This measure extends provisions of the Housing Accountability Act to accessory dwelling units and certain ministerial decisions, as well as adds new provisions related to enforcement of the Act.  SB 592 approved by the Assembly Housing and Community Development (6-0) as well as the Assembly Local Government Committee (8-0).  The measure is currently in the Assembly Appropriations Committee awaiting hearing.  On July 3rd, the bill was amended so that it does not apply to a single unit, to remove language pertaining to economic viability, and make technical changes.  Additionally, in the Assembly Local Government Committee hearing, the author agreed to remove the provisions allowing for a plaintiff to seek compensatory damages for a violation of the Housing Accountability Act. 

AB 1487 (Chiu) – Bay Area Housing Development: Financing

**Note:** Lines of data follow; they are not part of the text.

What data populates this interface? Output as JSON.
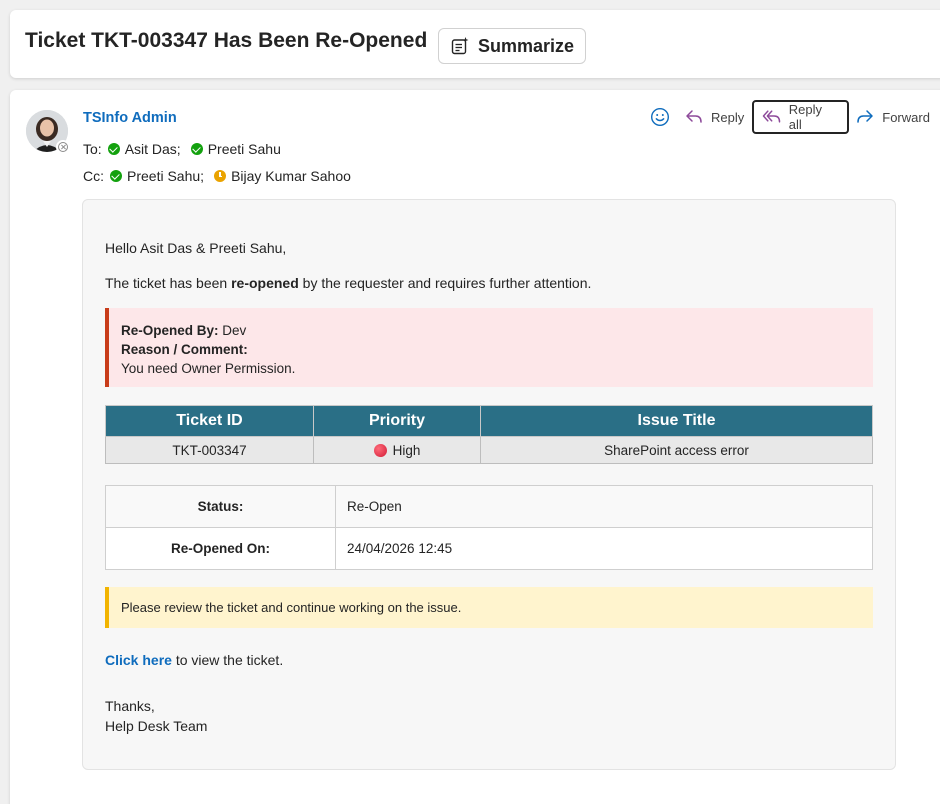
{
  "subject": {
    "title": "Ticket TKT-003347 Has Been Re-Opened",
    "summarize_label": "Summarize"
  },
  "header": {
    "sender": "TSInfo Admin",
    "to_label": "To:",
    "to": [
      "Asit Das;",
      "Preeti Sahu"
    ],
    "cc_label": "Cc:",
    "cc": [
      "Preeti Sahu;",
      "Bijay Kumar Sahoo"
    ],
    "actions": {
      "reply": "Reply",
      "reply_all": "Reply all",
      "forward": "Forward"
    }
  },
  "body": {
    "greeting": "Hello Asit Das & Preeti Sahu,",
    "intro_pre": "The ticket has been ",
    "intro_bold": "re-opened",
    "intro_post": " by the requester and requires further attention.",
    "reopened_by_label": "Re-Opened By:",
    "reopened_by_value": " Dev",
    "reason_label": "Reason / Comment:",
    "reason_value": "You need Owner Permission.",
    "table": {
      "headers": [
        "Ticket ID",
        "Priority",
        "Issue Title"
      ],
      "row": {
        "ticket_id": "TKT-003347",
        "priority": "High",
        "issue_title": "SharePoint access error"
      }
    },
    "status_label": "Status:",
    "status_value": "Re-Open",
    "reopened_on_label": "Re-Opened On:",
    "reopened_on_value": "24/04/2026 12:45",
    "notice": "Please review the ticket and continue working on the issue.",
    "link_text": "Click here",
    "link_suffix": " to view the ticket.",
    "thanks": "Thanks,",
    "team": "Help Desk Team"
  },
  "colors": {
    "accent": "#0f6cbd",
    "table_header": "#2a6f86",
    "alert_red_bg": "#fde7e9",
    "alert_red_border": "#c83c1a",
    "alert_yellow_bg": "#fff4ce",
    "alert_yellow_border": "#f2b400",
    "presence_available": "#13a10e",
    "presence_away": "#eaa300",
    "priority_high": "#d11a35"
  }
}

This measure creates the Bay Area Housing Finance Authority to raise, administer, and allocate funding and provide technical assistance at a regional level for tenet protection, affordable housing preservation, and new affordable housing production.  AB 1487 was approved by the Senate Governance and Finance Committee (4-1).  The measure has been referred to the Senate Appropriations Committee and is awaiting hearing.  During the Senate Governance and Finance Committee, the author agreed to work with Senator McGuire and local stakeholders to ensure that the bills’ provisions were supported locally.  Specifically, MTC and ABAG have convened an ad hoc committee to work out the provisions of the measure and ensure that they are beneficial to large and small cities alike.  Once the ad hoc has developed recommendations, they will be approved by the Boards of MTC and ABAG, after which time the provisions will be amended into AB 1487.  Once the new provisions are amended into the bill (after the Legislature returns from Summer Recess), the bill will be referred back to the Senate Governance and Finance Committee, and the Senate Housing Committee, for full committee hearings on the new provisions.